If you are managing the tenancy yourself – ensure that any repairs and maintenance issues are attended to as promptly as possible. Always acknowledge receipt of a complaint/report in respect of a maintenance issue and explain to the tenant how you intend to deal with the matter/the sort of timescale involved. If you employ a managing agent, they should do this for you. (NB some corporate tenants insist on a local managing agent)
When the initial term is coming to an end, if you are happy with the tenant – and the tenant wishes to renew/extend – be realistic with rent increases, rather than lose a good tenant and suffer a void period. If you use an agent, they should guide you as they will be in tune with market forces at the time.
Lynsey Schipper, Head of Lettings, Lurot Brand

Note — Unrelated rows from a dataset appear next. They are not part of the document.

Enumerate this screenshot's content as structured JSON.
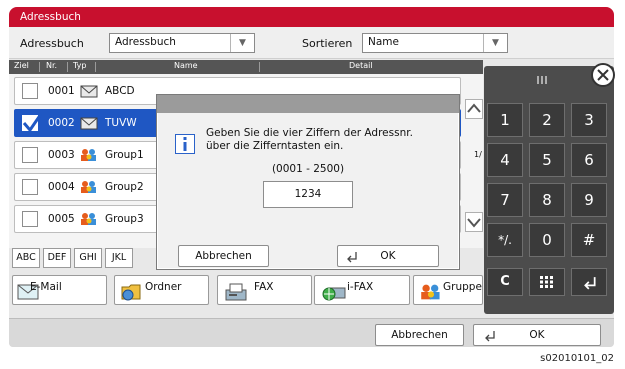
{
  "window": {
    "title": "Adressbuch"
  },
  "toolbar": {
    "addressbook_label": "Adressbuch",
    "addressbook_value": "Adressbuch",
    "sort_label": "Sortieren",
    "sort_value": "Name"
  },
  "table": {
    "columns": {
      "ziel": "Ziel",
      "nr": "Nr.",
      "typ": "Typ",
      "name": "Name",
      "detail": "Detail"
    },
    "rows": [
      {
        "nr": "0001",
        "name": "ABCD",
        "type": "envelope-icon",
        "checked": false
      },
      {
        "nr": "0002",
        "name": "TUVW",
        "type": "envelope-icon",
        "checked": true
      },
      {
        "nr": "0003",
        "name": "Group1",
        "type": "group-icon",
        "checked": false
      },
      {
        "nr": "0004",
        "name": "Group2",
        "type": "group-icon",
        "checked": false
      },
      {
        "nr": "0005",
        "name": "Group3",
        "type": "group-icon",
        "checked": false
      }
    ],
    "page_indicator": "1/"
  },
  "tabs": [
    "ABC",
    "DEF",
    "GHI",
    "JKL"
  ],
  "destinations": {
    "email": "E-Mail",
    "folder": "Ordner",
    "fax": "FAX",
    "ifax": "i-FAX",
    "group": "Gruppe"
  },
  "dialog": {
    "message": "Geben Sie die vier Ziffern der Adressnr. über die Zifferntasten ein.",
    "range": "(0001 - 2500)",
    "value": "1234",
    "cancel": "Abbrechen",
    "ok": "OK"
  },
  "numpad": {
    "keys": [
      "1",
      "2",
      "3",
      "4",
      "5",
      "6",
      "7",
      "8",
      "9",
      "*/.",
      "0",
      "#",
      "C"
    ]
  },
  "bottom": {
    "cancel": "Abbrechen",
    "ok": "OK"
  },
  "footer_code": "s02010101_02",
  "colors": {
    "title_red": "#c8102e",
    "selection_blue": "#1f57c3",
    "numpad_dark": "#4c4c4c"
  }
}
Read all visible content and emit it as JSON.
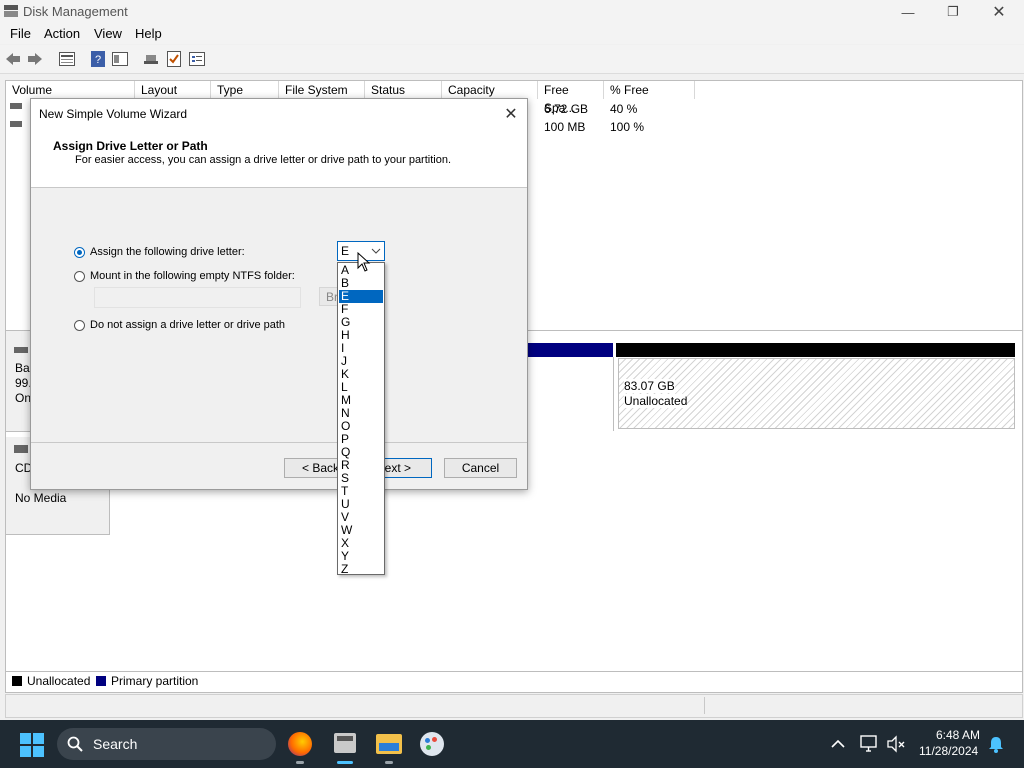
{
  "window": {
    "title": "Disk Management"
  },
  "menu": [
    "File",
    "Action",
    "View",
    "Help"
  ],
  "volume_table": {
    "columns": [
      "Volume",
      "Layout",
      "Type",
      "File System",
      "Status",
      "Capacity",
      "Free Spa...",
      "% Free"
    ],
    "rows": [
      {
        "free": "6.72 GB",
        "pct": "40 %"
      },
      {
        "free": "100 MB",
        "pct": "100 %"
      }
    ]
  },
  "disk0": {
    "label_lines": [
      "Bas",
      "99.",
      "On"
    ],
    "unalloc_size": "83.07 GB",
    "unalloc_label": "Unallocated"
  },
  "cdrom": {
    "label": "CD",
    "media": "No Media"
  },
  "legend": {
    "unallocated": "Unallocated",
    "primary": "Primary partition",
    "unallocated_color": "#000000",
    "primary_color": "#000080"
  },
  "wizard": {
    "title": "New Simple Volume Wizard",
    "heading": "Assign Drive Letter or Path",
    "subheading": "For easier access, you can assign a drive letter or drive path to your partition.",
    "option_assign": "Assign the following drive letter:",
    "option_mount": "Mount in the following empty NTFS folder:",
    "option_none": "Do not assign a drive letter or drive path",
    "browse_label": "Br",
    "back_label": "< Back",
    "next_label": "ext >",
    "cancel_label": "Cancel"
  },
  "dropdown": {
    "selected": "E",
    "options": [
      "A",
      "B",
      "E",
      "F",
      "G",
      "H",
      "I",
      "J",
      "K",
      "L",
      "M",
      "N",
      "O",
      "P",
      "Q",
      "R",
      "S",
      "T",
      "U",
      "V",
      "W",
      "X",
      "Y",
      "Z"
    ],
    "highlighted": "E",
    "accent": "#0067c0"
  },
  "taskbar": {
    "search_label": "Search",
    "time": "6:48 AM",
    "date": "11/28/2024"
  }
}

- Everything possible to ensure your property is ‘best in class’. Presentation is absolutely vital in a stock heavy lettings market. Tenants really do have choice now so make sure you’re yours stands out from the crowd for the right reasons.
- Create a consistent, ideally contemporary, style throughout. The image of the property will help sell a lifestyle to help tenants imagine themselves physically living in the property.

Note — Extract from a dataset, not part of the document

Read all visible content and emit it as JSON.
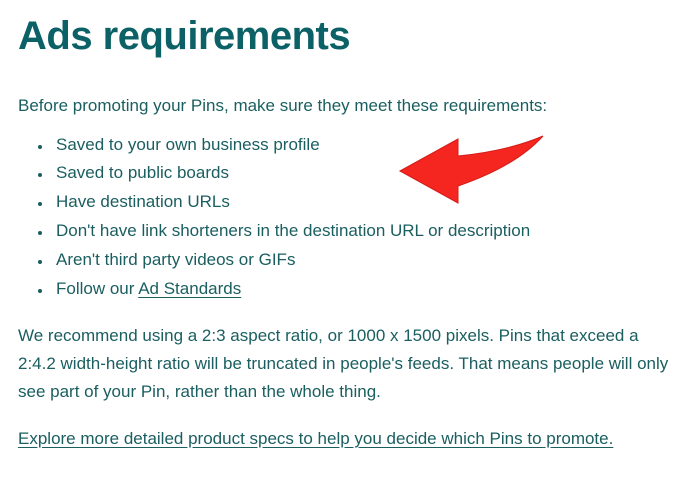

- Think about your investment long term. Yields are currently low against capital values, this will however correct itself in due course. Provided you invest in the ‘best in class’, there is no better mid- long term investment than PCL rental property. If in doubt, ask a trusted agent with both a sales and lettings department.
- Consider contributing to your agents marketing costs. An upscale property shoot including a full lighting rig for example can make all the difference to achievable images, the two dimensional version of your home is now the most important.
- Ensure you have excellent lighting throughout – good lighting does not mean lots of lighting, it means you are highlighting any lost dark corners and emphasising the space.
- Chase the market downwards. A good agent will give you straight forward advice to enhance your asset, so follow it. Continually reducing the price rather than spending on presentation can result in poor quality tenants.
- Be overly optimistic with what is currently achievable rent wise. The best approach in the current market is to look at what you are competing with and ask a market realistic rent with the emphasis on the quality of the tenant.
- Be stubborn. Just because your property let last time at £X, without the hassle of redecoration / removing or installing furniture, does not mean it will today. Vacancy levels have never been higher so landlords are having to work harder to attract the right tenants. On this market holding out for your price will achieve you a long void or a dodgy tenant. If you do find a good tenant to overpay they will leave at their first break clause.
- Overexpose your property. Instructing lots of agents from the outset will not necessarily reduce the risk of a void period or reduction in achievable rent. Stick to one or two agents you trust to give you measured considered advice based on experience, rather than giving you the hard sell.